## WORK REQUIRED
Your output must consist of the records printed verbatim, with the pictures excluded.

## DATA RECORDS
'''
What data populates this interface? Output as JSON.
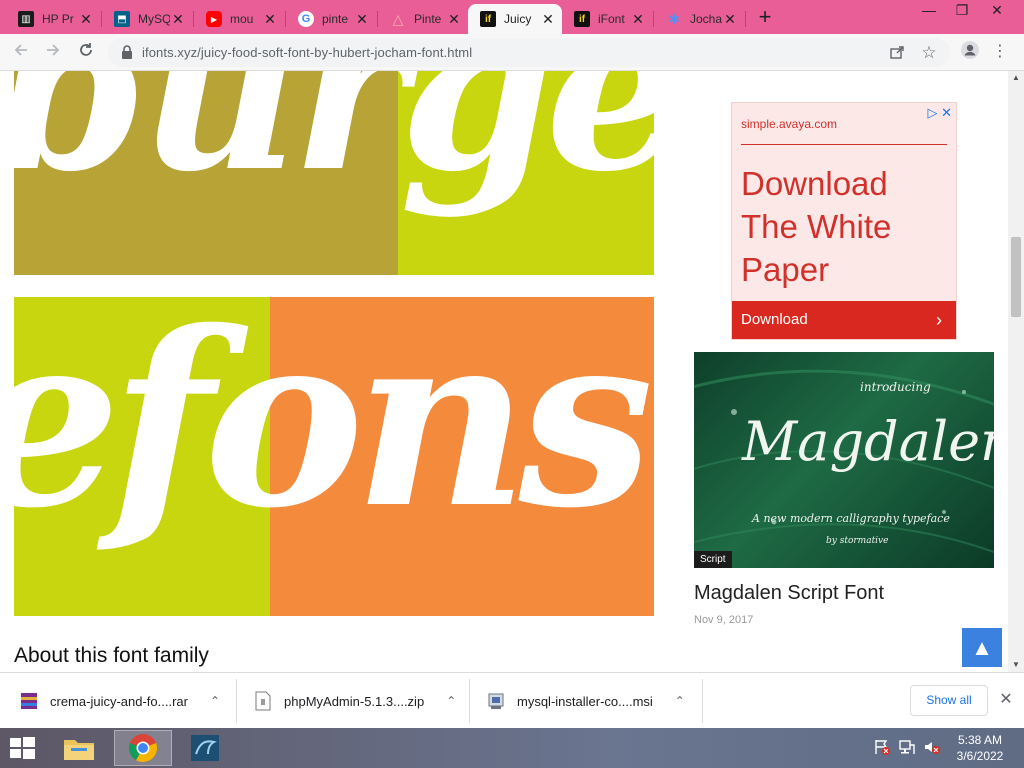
{
  "browser": {
    "tabs": [
      {
        "title": "HP Pr",
        "favicon": "hp-icon",
        "favicon_color": "#1b1b1b"
      },
      {
        "title": "MySQ",
        "favicon": "mysql-icon",
        "favicon_color": "#00618a"
      },
      {
        "title": "mou",
        "favicon": "youtube-icon",
        "favicon_color": "#ff0000"
      },
      {
        "title": "pinte",
        "favicon": "google-icon",
        "favicon_color": "#4285f4"
      },
      {
        "title": "Pinte",
        "favicon": "triangle-icon",
        "favicon_color": "#f29d9d"
      },
      {
        "title": "Juicy",
        "favicon": "ifonts-icon",
        "favicon_color": "#f2d21b",
        "active": true
      },
      {
        "title": "iFont",
        "favicon": "ifonts-icon",
        "favicon_color": "#f2d21b"
      },
      {
        "title": "Jocha",
        "favicon": "puzzle-icon",
        "favicon_color": "#5b8def"
      }
    ],
    "favicon_text": "if",
    "close_glyph": "✕",
    "new_tab_glyph": "+",
    "window_controls": {
      "minimize": "—",
      "restore": "❐",
      "close": "✕"
    },
    "url": "ifonts.xyz/juicy-food-soft-font-by-hubert-jocham-font.html",
    "theme_color": "#e95e96"
  },
  "page": {
    "banner_top_text": "burge",
    "banner_bottom_text": "efonst",
    "banner_colors": {
      "olive": "#b7a336",
      "lime": "#c7d60e",
      "orange": "#f38a3c"
    },
    "about_heading": "About this font family",
    "ad": {
      "domain": "simple.avaya.com",
      "headline": "Download The White Paper",
      "cta": "Download",
      "cta_arrow": "›",
      "choice_glyph": "▷ ✕"
    },
    "card": {
      "image_small_text": "introducing",
      "image_title": "Magdalen",
      "image_tagline": "A new modern calligraphy typeface",
      "image_signature": "by stormative",
      "category_tag": "Script",
      "title": "Magdalen Script Font",
      "date": "Nov 9, 2017"
    },
    "back_to_top_glyph": "▲",
    "scroll_up_glyph": "▲",
    "scroll_down_glyph": "▼"
  },
  "downloads": {
    "items": [
      {
        "filename": "crema-juicy-and-fo....rar",
        "icon": "winrar-icon"
      },
      {
        "filename": "phpMyAdmin-5.1.3....zip",
        "icon": "zip-file-icon"
      },
      {
        "filename": "mysql-installer-co....msi",
        "icon": "installer-icon"
      }
    ],
    "chevron": "⌃",
    "show_all": "Show all",
    "close_glyph": "✕"
  },
  "taskbar": {
    "time": "5:38 AM",
    "date": "3/6/2022"
  }
}
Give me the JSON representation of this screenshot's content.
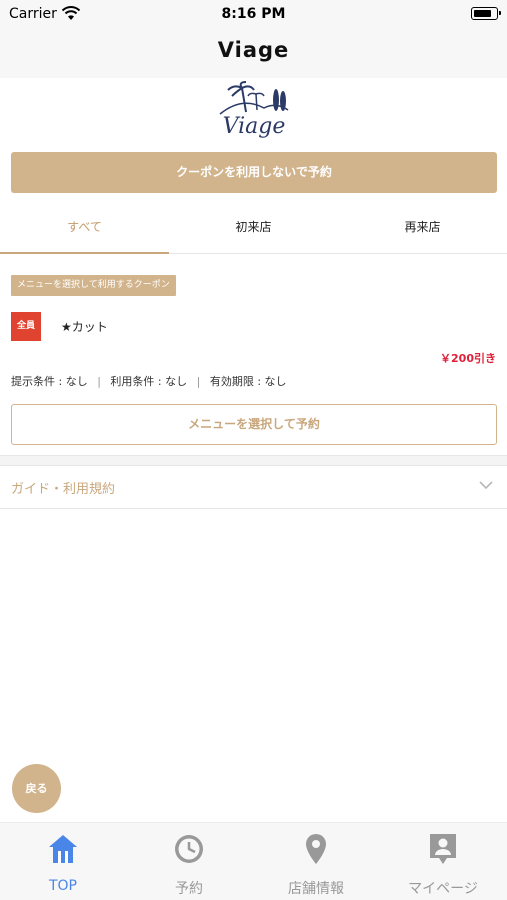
{
  "status_bar": {
    "carrier": "Carrier",
    "time": "8:16 PM"
  },
  "nav": {
    "title": "Viage"
  },
  "logo": {
    "text": "Viage"
  },
  "cta_button": "クーポンを利用しないで予約",
  "tabs": [
    {
      "label": "すべて",
      "active": true
    },
    {
      "label": "初来店",
      "active": false
    },
    {
      "label": "再来店",
      "active": false
    }
  ],
  "coupon": {
    "tag": "メニューを選択して利用するクーポン",
    "target": "全員",
    "name": "★カット",
    "discount": "￥200引き",
    "conditions": {
      "present": "提示条件 : なし",
      "use": "利用条件 : なし",
      "expiry": "有効期限 : なし",
      "separator": "|"
    },
    "select_button": "メニューを選択して予約"
  },
  "guide": {
    "label": "ガイド・利用規約"
  },
  "back_button": "戻る",
  "tab_bar": [
    {
      "label": "TOP",
      "icon": "home-icon",
      "active": true
    },
    {
      "label": "予約",
      "icon": "clock-icon",
      "active": false
    },
    {
      "label": "店舗情報",
      "icon": "location-pin-icon",
      "active": false
    },
    {
      "label": "マイページ",
      "icon": "profile-card-icon",
      "active": false
    }
  ],
  "colors": {
    "accent": "#d2b48c",
    "active_tab_text": "#c29b6a",
    "badge_red": "#e0432f",
    "discount_red": "#e0203a",
    "tabbar_active": "#4a86e8",
    "tabbar_inactive": "#999999",
    "logo_navy": "#2b3a66"
  }
}
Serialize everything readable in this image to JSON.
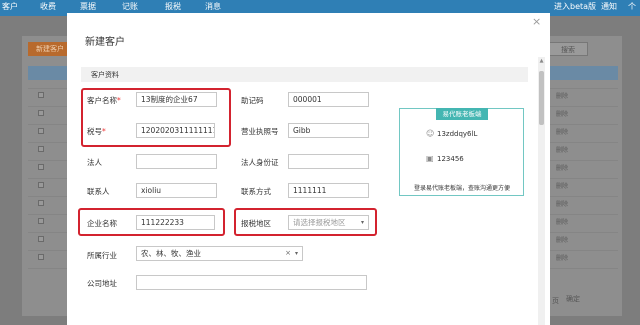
{
  "topbar": {
    "nav": [
      "客户",
      "收费",
      "票据",
      "记账",
      "报税",
      "消息"
    ],
    "right": [
      "进入beta版",
      "通知",
      "个"
    ]
  },
  "background": {
    "add_button": "新建客户",
    "search_button": "搜索",
    "row_action": "删除",
    "footer_left": "页",
    "footer_right": "确定"
  },
  "modal": {
    "title": "新建客户",
    "close": "×",
    "section": "客户资料",
    "fields": {
      "customer_name": {
        "label": "客户名称",
        "required": "*",
        "value": "13制度的企业67"
      },
      "tax_no": {
        "label": "税号",
        "required": "*",
        "value": "120202031111111111"
      },
      "legal_person": {
        "label": "法人",
        "value": ""
      },
      "contact": {
        "label": "联系人",
        "value": "xioliu"
      },
      "company_name": {
        "label": "企业名称",
        "value": "111222233"
      },
      "industry": {
        "label": "所属行业",
        "value": "农、林、牧、渔业",
        "clear": "×",
        "caret": "▾"
      },
      "address": {
        "label": "公司地址",
        "value": ""
      },
      "mnemonic": {
        "label": "助记码",
        "value": "000001"
      },
      "license_no": {
        "label": "营业执照号",
        "value": "Gibb"
      },
      "legal_id": {
        "label": "法人身份证",
        "value": ""
      },
      "contact_phone": {
        "label": "联系方式",
        "value": "1111111"
      },
      "tax_region": {
        "label": "报税地区",
        "placeholder": "请选择报税地区",
        "caret": "▾"
      }
    },
    "card": {
      "title": "易代账老板端",
      "username": "13zddqy6lL",
      "password": "123456",
      "footer": "登录易代账老板端，查账沟通更方便"
    }
  },
  "colors": {
    "highlight": "#d3232f",
    "card_accent": "#44b6b2",
    "topbar": "#2f7fb5"
  }
}
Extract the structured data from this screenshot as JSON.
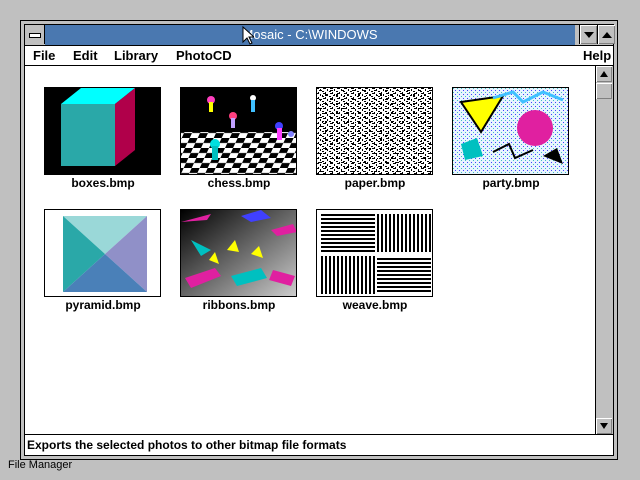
{
  "window": {
    "title": "Mosaic - C:\\WINDOWS"
  },
  "menu": {
    "file": "File",
    "edit": "Edit",
    "library": "Library",
    "photocd": "PhotoCD",
    "help": "Help"
  },
  "files": [
    {
      "name": "boxes.bmp"
    },
    {
      "name": "chess.bmp"
    },
    {
      "name": "paper.bmp"
    },
    {
      "name": "party.bmp"
    },
    {
      "name": "pyramid.bmp"
    },
    {
      "name": "ribbons.bmp"
    },
    {
      "name": "weave.bmp"
    }
  ],
  "status": {
    "text": "Exports the selected photos to other bitmap file formats"
  },
  "desktop": {
    "file_manager_label": "File Manager"
  },
  "icons": {
    "system_menu": "system-menu-icon",
    "minimize": "minimize-arrow-icon",
    "maximize": "maximize-arrow-icon",
    "scroll_up": "scroll-up-arrow-icon",
    "scroll_down": "scroll-down-arrow-icon",
    "cursor": "mouse-pointer-icon"
  },
  "colors": {
    "title_bar": "#4a78b0",
    "window_frame": "#c0c0c0",
    "desktop": "#c0c0c0"
  }
}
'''
## OUTPUT
What data populates this interface? Output as JSON.
{
  "browser": {
    "tabs": [
      {
        "title": "HP Pr",
        "favicon": "hp-icon",
        "favicon_color": "#1b1b1b"
      },
      {
        "title": "MySQ",
        "favicon": "mysql-icon",
        "favicon_color": "#00618a"
      },
      {
        "title": "mou",
        "favicon": "youtube-icon",
        "favicon_color": "#ff0000"
      },
      {
        "title": "pinte",
        "favicon": "google-icon",
        "favicon_color": "#4285f4"
      },
      {
        "title": "Pinte",
        "favicon": "triangle-icon",
        "favicon_color": "#f29d9d"
      },
      {
        "title": "Juicy",
        "favicon": "ifonts-icon",
        "favicon_color": "#f2d21b",
        "active": true
      },
      {
        "title": "iFont",
        "favicon": "ifonts-icon",
        "favicon_color": "#f2d21b"
      },
      {
        "title": "Jocha",
        "favicon": "puzzle-icon",
        "favicon_color": "#5b8def"
      }
    ],
    "favicon_text": "if",
    "close_glyph": "✕",
    "new_tab_glyph": "+",
    "window_controls": {
      "minimize": "—",
      "restore": "❐",
      "close": "✕"
    },
    "url": "ifonts.xyz/juicy-food-soft-font-by-hubert-jocham-font.html",
    "theme_color": "#e95e96"
  },
  "page": {
    "banner_top_text": "burge",
    "banner_bottom_text": "efonst",
    "banner_colors": {
      "olive": "#b7a336",
      "lime": "#c7d60e",
      "orange": "#f38a3c"
    },
    "about_heading": "About this font family",
    "ad": {
      "domain": "simple.avaya.com",
      "headline": "Download The White Paper",
      "cta": "Download",
      "cta_arrow": "›",
      "choice_glyph": "▷ ✕"
    },
    "card": {
      "image_small_text": "introducing",
      "image_title": "Magdalen",
      "image_tagline": "A new modern calligraphy typeface",
      "image_signature": "by stormative",
      "category_tag": "Script",
      "title": "Magdalen Script Font",
      "date": "Nov 9, 2017"
    },
    "back_to_top_glyph": "▲",
    "scroll_up_glyph": "▲",
    "scroll_down_glyph": "▼"
  },
  "downloads": {
    "items": [
      {
        "filename": "crema-juicy-and-fo....rar",
        "icon": "winrar-icon"
      },
      {
        "filename": "phpMyAdmin-5.1.3....zip",
        "icon": "zip-file-icon"
      },
      {
        "filename": "mysql-installer-co....msi",
        "icon": "installer-icon"
      }
    ],
    "chevron": "⌃",
    "show_all": "Show all",
    "close_glyph": "✕"
  },
  "taskbar": {
    "time": "5:38 AM",
    "date": "3/6/2022"
  }
}
Give me the JSON representation of this screenshot's content.
{
  "status_bar": {
    "carrier": "Carrier",
    "time": "8:16 PM"
  },
  "nav": {
    "title": "Viage"
  },
  "logo": {
    "text": "Viage"
  },
  "cta_button": "クーポンを利用しないで予約",
  "tabs": [
    {
      "label": "すべて",
      "active": true
    },
    {
      "label": "初来店",
      "active": false
    },
    {
      "label": "再来店",
      "active": false
    }
  ],
  "coupon": {
    "tag": "メニューを選択して利用するクーポン",
    "target": "全員",
    "name": "★カット",
    "discount": "￥200引き",
    "conditions": {
      "present": "提示条件 : なし",
      "use": "利用条件 : なし",
      "expiry": "有効期限 : なし",
      "separator": "|"
    },
    "select_button": "メニューを選択して予約"
  },
  "guide": {
    "label": "ガイド・利用規約"
  },
  "back_button": "戻る",
  "tab_bar": [
    {
      "label": "TOP",
      "icon": "home-icon",
      "active": true
    },
    {
      "label": "予約",
      "icon": "clock-icon",
      "active": false
    },
    {
      "label": "店舗情報",
      "icon": "location-pin-icon",
      "active": false
    },
    {
      "label": "マイページ",
      "icon": "profile-card-icon",
      "active": false
    }
  ],
  "colors": {
    "accent": "#d2b48c",
    "active_tab_text": "#c29b6a",
    "badge_red": "#e0432f",
    "discount_red": "#e0203a",
    "tabbar_active": "#4a86e8",
    "tabbar_inactive": "#999999",
    "logo_navy": "#2b3a66"
  }
}
Serialize everything readable in this image to JSON.
{
  "topbar": {
    "nav": [
      "客户",
      "收费",
      "票据",
      "记账",
      "报税",
      "消息"
    ],
    "right": [
      "进入beta版",
      "通知",
      "个"
    ]
  },
  "background": {
    "add_button": "新建客户",
    "search_button": "搜索",
    "row_action": "删除",
    "footer_left": "页",
    "footer_right": "确定"
  },
  "modal": {
    "title": "新建客户",
    "close": "×",
    "section": "客户资料",
    "fields": {
      "customer_name": {
        "label": "客户名称",
        "required": "*",
        "value": "13制度的企业67"
      },
      "tax_no": {
        "label": "税号",
        "required": "*",
        "value": "120202031111111111"
      },
      "legal_person": {
        "label": "法人",
        "value": ""
      },
      "contact": {
        "label": "联系人",
        "value": "xioliu"
      },
      "company_name": {
        "label": "企业名称",
        "value": "111222233"
      },
      "industry": {
        "label": "所属行业",
        "value": "农、林、牧、渔业",
        "clear": "×",
        "caret": "▾"
      },
      "address": {
        "label": "公司地址",
        "value": ""
      },
      "mnemonic": {
        "label": "助记码",
        "value": "000001"
      },
      "license_no": {
        "label": "营业执照号",
        "value": "Gibb"
      },
      "legal_id": {
        "label": "法人身份证",
        "value": ""
      },
      "contact_phone": {
        "label": "联系方式",
        "value": "1111111"
      },
      "tax_region": {
        "label": "报税地区",
        "placeholder": "请选择报税地区",
        "caret": "▾"
      }
    },
    "card": {
      "title": "易代账老板端",
      "username": "13zddqy6lL",
      "password": "123456",
      "footer": "登录易代账老板端，查账沟通更方便"
    }
  },
  "colors": {
    "highlight": "#d3232f",
    "card_accent": "#44b6b2",
    "topbar": "#2f7fb5"
  }
}
Extract the structured data from this screenshot as JSON.
{
  "window": {
    "title": "Mosaic - C:\\WINDOWS"
  },
  "menu": {
    "file": "File",
    "edit": "Edit",
    "library": "Library",
    "photocd": "PhotoCD",
    "help": "Help"
  },
  "files": [
    {
      "name": "boxes.bmp"
    },
    {
      "name": "chess.bmp"
    },
    {
      "name": "paper.bmp"
    },
    {
      "name": "party.bmp"
    },
    {
      "name": "pyramid.bmp"
    },
    {
      "name": "ribbons.bmp"
    },
    {
      "name": "weave.bmp"
    }
  ],
  "status": {
    "text": "Exports the selected photos to other bitmap file formats"
  },
  "desktop": {
    "file_manager_label": "File Manager"
  },
  "icons": {
    "system_menu": "system-menu-icon",
    "minimize": "minimize-arrow-icon",
    "maximize": "maximize-arrow-icon",
    "scroll_up": "scroll-up-arrow-icon",
    "scroll_down": "scroll-down-arrow-icon",
    "cursor": "mouse-pointer-icon"
  },
  "colors": {
    "title_bar": "#4a78b0",
    "window_frame": "#c0c0c0",
    "desktop": "#c0c0c0"
  }
}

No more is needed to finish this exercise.